◆ DIRECTIONS
Extract each line of the records below that contains the word "окна".

#### DATA FOR THIS TASK

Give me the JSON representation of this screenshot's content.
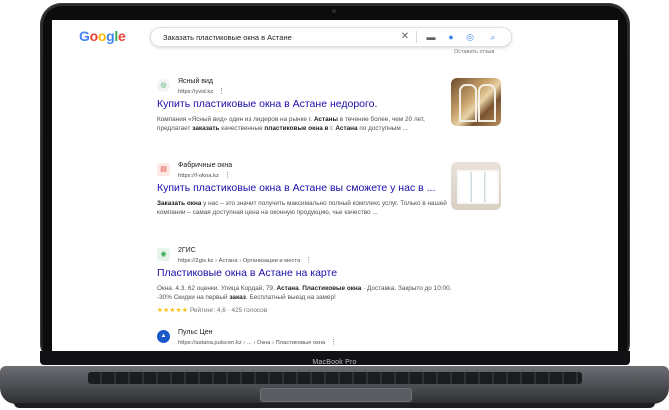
{
  "device": {
    "brand": "MacBook Pro"
  },
  "search": {
    "logo_letters": [
      "G",
      "o",
      "o",
      "g",
      "l",
      "e"
    ],
    "query": "Заказать пластиковые окна в Астане"
  },
  "partial_link": "Оставить отзыв",
  "results": [
    {
      "favicon": "◎",
      "site_name": "Ясный вид",
      "url": "https://yvid.kz",
      "title": "Купить пластиковые окна в Астане недорого.",
      "snippet_html": "Компания «Ясный вид» один из лидеров на рынке г. <b>Астаны</b> в течение более, чем 20 лет, предлагает <b>заказать</b> качественные <b>пластиковые окна в</b> г. <b>Астана</b> по доступным ..."
    },
    {
      "favicon": "▤",
      "site_name": "Фабричные окна",
      "url": "https://f-okna.kz",
      "title": "Купить пластиковые окна в Астане вы сможете у нас в ...",
      "snippet_html": "<b>Заказать окна</b> у нас – это значит получить максимально полный комплекс услуг. Только в нашей компании – самая доступная цена на оконную продукцию, чье качество ..."
    },
    {
      "favicon": "◉",
      "site_name": "2ГИС",
      "url": "https://2gis.kz › Астана › Организации и места",
      "title": "Пластиковые окна в Астане на карте",
      "snippet_html": "Окна. 4.3. 62 оценки. Улица Кордай, 79, <b>Астана</b>. <b>Пластиковые окна</b> · Доставка. Закрыто до 10:00. -30% Скидки на первый <b>заказ</b>. Бесплатный выезд на замер!",
      "stars": "★★★★★",
      "rating_text": "Рейтинг: 4,6 · 425 голосов"
    },
    {
      "favicon": "▲",
      "site_name": "Пульс Цен",
      "url": "https://astana.pulscen.kz › ... › Окна › Пластиковые окна"
    }
  ],
  "colors": {
    "link": "#1a0dab",
    "accent": "#4285f4",
    "star": "#fbbc04"
  },
  "icons": [
    "clear-icon",
    "keyboard-icon",
    "mic-icon",
    "lens-icon",
    "search-icon",
    "more-vert-icon"
  ]
}
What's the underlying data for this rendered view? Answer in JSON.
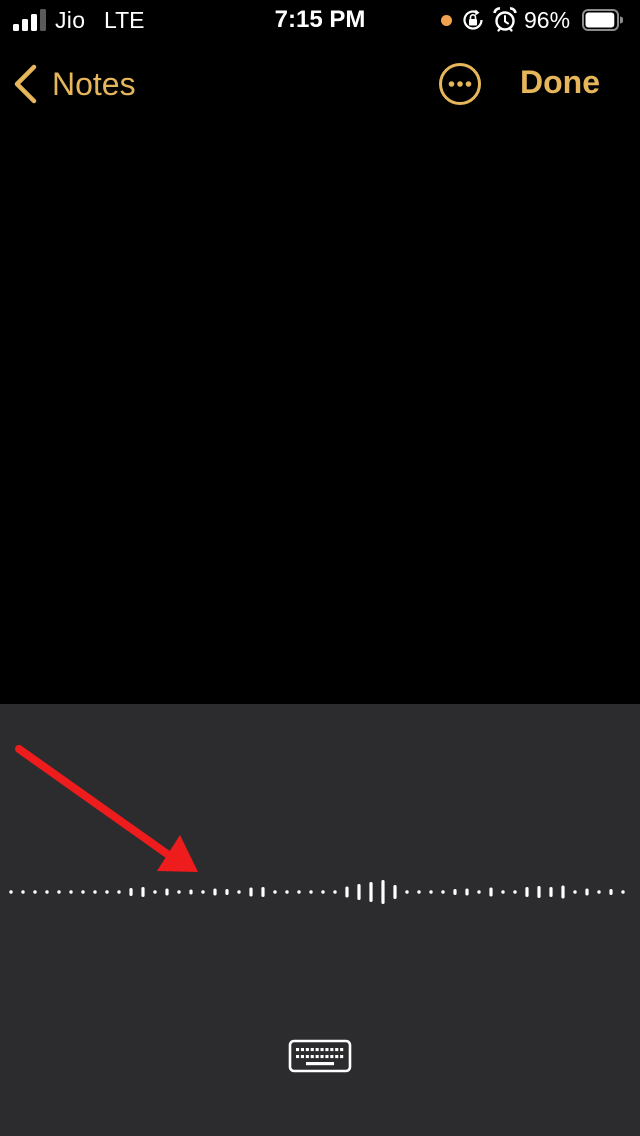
{
  "status_bar": {
    "carrier": "Jio",
    "network": "LTE",
    "time": "7:15 PM",
    "battery_percent": "96%",
    "signal_bars_active": 3,
    "signal_bars_total": 4,
    "battery_level": 0.96,
    "icons": [
      "signal-icon",
      "mic-in-use-dot",
      "rotation-lock-icon",
      "alarm-icon",
      "battery-icon"
    ],
    "colors": {
      "text": "#ffffff",
      "mic_dot": "#f0a250"
    }
  },
  "nav": {
    "back_label": "Notes",
    "done_label": "Done",
    "more_icon": "ellipsis-circle-icon",
    "back_icon": "chevron-left-icon",
    "accent_color": "#e5b65a"
  },
  "dictation": {
    "panel_color": "#2c2c2e",
    "keyboard_icon": "keyboard-icon",
    "annotation": "red-arrow"
  }
}
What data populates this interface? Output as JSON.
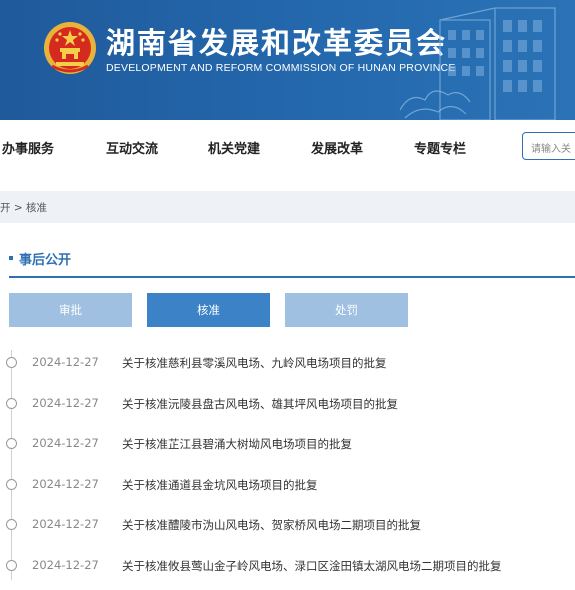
{
  "header": {
    "title": "湖南省发展和改革委员会",
    "subtitle": "DEVELOPMENT AND REFORM COMMISSION OF HUNAN PROVINCE",
    "emblem_icon": "national-emblem-icon"
  },
  "nav": {
    "items": [
      {
        "label": "办事服务"
      },
      {
        "label": "互动交流"
      },
      {
        "label": "机关党建"
      },
      {
        "label": "发展改革"
      },
      {
        "label": "专题专栏"
      }
    ],
    "search_placeholder": "请输入关"
  },
  "breadcrumb": {
    "text": "开 > 核准"
  },
  "section": {
    "title": "事后公开"
  },
  "tabs": [
    {
      "label": "审批",
      "active": false
    },
    {
      "label": "核准",
      "active": true
    },
    {
      "label": "处罚",
      "active": false
    }
  ],
  "list": [
    {
      "date": "2024-12-27",
      "title": "关于核准慈利县零溪风电场、九岭风电场项目的批复"
    },
    {
      "date": "2024-12-27",
      "title": "关于核准沅陵县盘古风电场、雄其坪风电场项目的批复"
    },
    {
      "date": "2024-12-27",
      "title": "关于核准芷江县碧涌大树坳风电场项目的批复"
    },
    {
      "date": "2024-12-27",
      "title": "关于核准通道县金坑风电场项目的批复"
    },
    {
      "date": "2024-12-27",
      "title": "关于核准醴陵市沩山风电场、贺家桥风电场二期项目的批复"
    },
    {
      "date": "2024-12-27",
      "title": "关于核准攸县莺山金子岭风电场、渌口区淦田镇太湖风电场二期项目的批复"
    }
  ],
  "colors": {
    "header_blue": "#2468ad",
    "accent_blue": "#2f6fb3",
    "tab_active": "#3b82c6",
    "tab_inactive": "#9fc0e0"
  }
}
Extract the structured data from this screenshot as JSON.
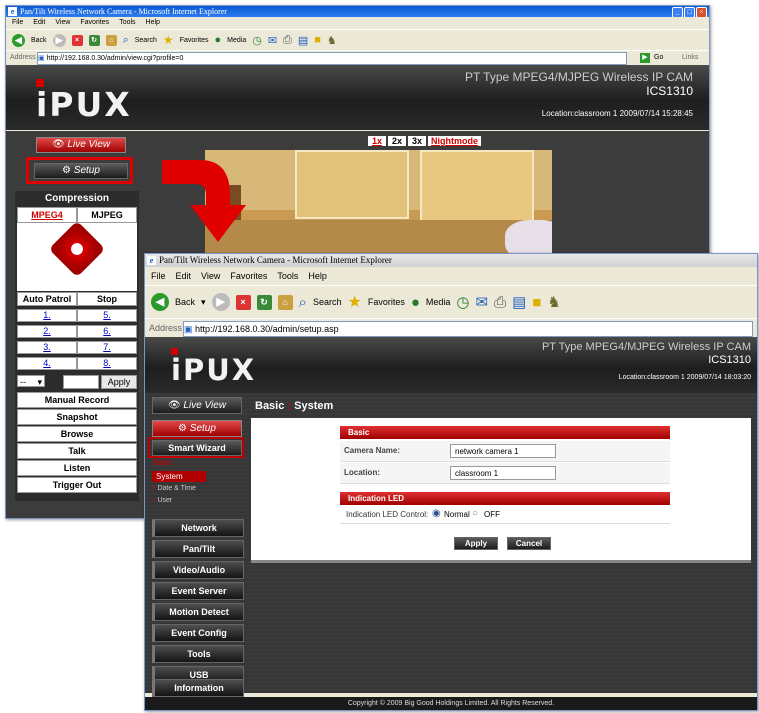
{
  "back_window": {
    "title": "Pan/Tilt Wireless Network Camera - Microsoft Internet Explorer",
    "menu": [
      "File",
      "Edit",
      "View",
      "Favorites",
      "Tools",
      "Help"
    ],
    "toolbar": {
      "back": "Back",
      "search": "Search",
      "favorites": "Favorites",
      "media": "Media"
    },
    "address_label": "Address",
    "address": "http://192.168.0.30/admin/view.cgi?profile=0",
    "go": "Go",
    "links": "Links",
    "header": {
      "product": "PT Type MPEG4/MJPEG Wireless IP CAM",
      "model": "ICS1310",
      "location": "Location:classroom 1   2009/07/14 15:28:45"
    },
    "logo": "iPUX",
    "live_view": "Live View",
    "setup": "Setup",
    "zoom_buttons": [
      "1x",
      "2x",
      "3x"
    ],
    "nightmode": "Nightmode",
    "compression_label": "Compression",
    "mpeg4": "MPEG4",
    "mjpeg": "MJPEG",
    "auto_patrol": "Auto Patrol",
    "stop": "Stop",
    "presets": [
      "1.",
      "5.",
      "2.",
      "6.",
      "3.",
      "7.",
      "4.",
      "8."
    ],
    "preset_select": "--",
    "apply": "Apply",
    "actions": [
      "Manual Record",
      "Snapshot",
      "Browse",
      "Talk",
      "Listen",
      "Trigger Out"
    ]
  },
  "front_window": {
    "title": "Pan/Tilt Wireless Network Camera - Microsoft Internet Explorer",
    "menu": [
      "File",
      "Edit",
      "View",
      "Favorites",
      "Tools",
      "Help"
    ],
    "toolbar": {
      "back": "Back",
      "search": "Search",
      "favorites": "Favorites",
      "media": "Media"
    },
    "address_label": "Address",
    "address": "http://192.168.0.30/admin/setup.asp",
    "header": {
      "product": "PT Type MPEG4/MJPEG Wireless IP CAM",
      "model": "ICS1310",
      "location": "Location:classroom 1   2009/07/14 18:03:20"
    },
    "logo": "iPUX",
    "live_view": "Live View",
    "setup": "Setup",
    "smart_wizard": "Smart Wizard",
    "basic_label": "Basic",
    "submenu": [
      "System",
      "Date & Time",
      "User"
    ],
    "side_buttons": [
      "Network",
      "Pan/Tilt",
      "Video/Audio",
      "Event Server",
      "Motion Detect",
      "Event Config",
      "Tools",
      "USB",
      "Information"
    ],
    "page_title_a": "Basic",
    "page_title_b": "System",
    "section_basic": "Basic",
    "camera_name_label": "Camera Name:",
    "camera_name_value": "network camera 1",
    "location_label": "Location:",
    "location_value": "classroom 1",
    "section_led": "Indication LED",
    "led_label": "Indication LED Control:",
    "led_normal": "Normal",
    "led_off": "OFF",
    "apply": "Apply",
    "cancel": "Cancel",
    "copyright": "Copyright © 2009 Big Good Holdings Limited. All Rights Reserved."
  },
  "colors": {
    "accent_red": "#d40000",
    "callout_red": "#e00000",
    "dark_bg": "#3a3a3a"
  }
}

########

◆ ANSWER BOX
    "query": "Заказать пластиковые окна в Астане"
      "title": "Купить пластиковые окна в Астане недорого.",
      "snippet_html": "Компания «Ясный вид» один из лидеров на рынке г. <b>Астаны</b> в течение более, чем 20 лет, предлагает <b>заказать</b> качественные <b>пластиковые окна в</b> г. <b>Астана</b> по доступным ..."
      "site_name": "Фабричные окна",
      "title": "Купить пластиковые окна в Астане вы сможете у нас в ...",
      "snippet_html": "<b>Заказать окна</b> у нас – это значит получить максимально полный комплекс услуг. Только в нашей компании – самая доступная цена на оконную продукцию, чье качество ..."
      "title": "Пластиковые окна в Астане на карте",
      "snippet_html": "Окна. 4.3. 62 оценки. Улица Кордай, 79, <b>Астана</b>. <b>Пластиковые окна</b> · Доставка. Закрыто до 10:00. -30% Скидки на первый <b>заказ</b>. Бесплатный выезд на замер!",
      "url": "https://astana.pulscen.kz › ... › Окна › Пластиковые окна"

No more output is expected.